Francis Bacon - A Troubled Painter
A distinctive style he developed inspired by Surrealism, film, photography and the Old Masters, made Francis Bacon one of the most widely recognized figurative artists in the 1940s and 1950s. Focused on portraiture, often portraying the residents of Soho’s bars and clubs, his subjects are distorted and seem isolated and tormented. After the renaissance of painting in 1980, his fame was boosted even more. As Bacon didn’t paint female nudes often, it was a rare chance for art collectors to see his painting Seated Woman in the auction. It was sold for $25,000,000 at Phillips New York, at one of arguably the busiest auctions of the year 2015. A few months after, the painting Portrait sold at Sotheby’s New York for $15,650,000.
Featured image: Francis Bacon, via theguardian.com; Francis Bacon – Seated Woman, via ufansius.tumblr.com
Paul Cezanne - Master of Aix
As one of the most influential artist of the twentieth-century painting, Paul Cezanne was famous for his often repetitive and exploratory brushstrokes. Being a link between Impressionism and the more materialistic or even abstract movements, it is considered his work has visually and conceptually paved the way of 20th-century modernism. His watercolour L’homme a la pipe was sold for $20,885,000 at Christie’s New York in 2015.
Featured images: Paul Cézanne – Autoportrait; Paul Cézanne – L’homme à la pipe, via mutualalert.com
Edgar Degas - A Ballet Expert
Famous for his paintings, sculpture, printmaking and drawing, Edgar Degas is considered on the most influential Impressionist painter. Attracted by bohemian lifestyle of the 19th-century Paris, he captured the moments of urban life. Intrigued by the human figure, especially female dancers, singers and laundresses, his subject were portrayed in unusual positions. His paintings depicting lower-class subjects were heavily shunned. His famous painting Danseuses En Blanc was sold for $17,050,000 at Sotheby’s New York in 2015, as a highlight of the auction. Known as the artist of the ballet who explored the subject in great depth, Degas captured here four ballerinas with a detailed knowledge of the ballet technique.
Featured images: Edgar Degas – Self Portrait, photograph; Edgar Degas – Danseuses en Blanc, via sothebys.com
Gustave Courbet - An Artist and Revolutionary

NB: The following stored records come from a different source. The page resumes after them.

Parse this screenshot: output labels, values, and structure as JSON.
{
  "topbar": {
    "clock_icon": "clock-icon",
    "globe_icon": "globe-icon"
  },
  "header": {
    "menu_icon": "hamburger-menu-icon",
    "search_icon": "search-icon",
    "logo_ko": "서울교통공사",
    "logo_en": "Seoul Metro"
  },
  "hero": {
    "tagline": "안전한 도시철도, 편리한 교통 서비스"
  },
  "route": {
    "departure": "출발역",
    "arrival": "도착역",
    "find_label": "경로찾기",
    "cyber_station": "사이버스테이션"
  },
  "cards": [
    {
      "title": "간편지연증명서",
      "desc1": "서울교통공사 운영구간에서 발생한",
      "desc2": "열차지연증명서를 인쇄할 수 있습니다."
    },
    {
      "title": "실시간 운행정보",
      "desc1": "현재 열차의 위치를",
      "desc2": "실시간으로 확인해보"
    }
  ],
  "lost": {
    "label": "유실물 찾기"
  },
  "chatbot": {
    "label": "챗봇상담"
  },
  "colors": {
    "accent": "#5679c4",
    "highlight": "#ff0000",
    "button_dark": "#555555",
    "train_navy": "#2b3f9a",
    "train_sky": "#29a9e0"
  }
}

One of the most representative painters of realism, Gustave Courbet challenged the academic painting and scandalized the Parisian society of the 19th century. Born into a wealthy family, he sacrificed bourgeoisie comforts to paint in a creative environment. Capturing the café culture of Bohemian Paris, he painted portraits of its denizens and scenes from daily life. Courbet’s painting Femme nue couchee was sold in 2015 at Christie’s auction for $15,285,000. This long-lost painting was formerly in the possession of the Hungarian Jewish collector Baron Ferenc Hatvany, but it was sold during the World War II. It resurfaced in Slovakia in early 2000s.
Featured images: Gustave Courbet – Le Désespéré (Self-portrait) (detail); Gustave Courbet – Femme Nue Couchee, via berthemorisot.org
Henri Matisse - A Great Colorist
Regarded as the greatest colorist of the 20th century, Henri Matisse emerged as a Post-Impressionist, but as being highly innovative, he became a leader of the Fauvism movement. He altered the course of modern art and inspired several generations of painters. He used color expressively and decoratively, and nudes and still life remained his favorite subject. The portrait of his only daughter Marguerite entitled Mlle. Matisse En Manteau Ecossais is an example of his bravura as a colorist and a manipulator of light. The painting was sold in 2015 at Sotheby’s New York for $13,690,000.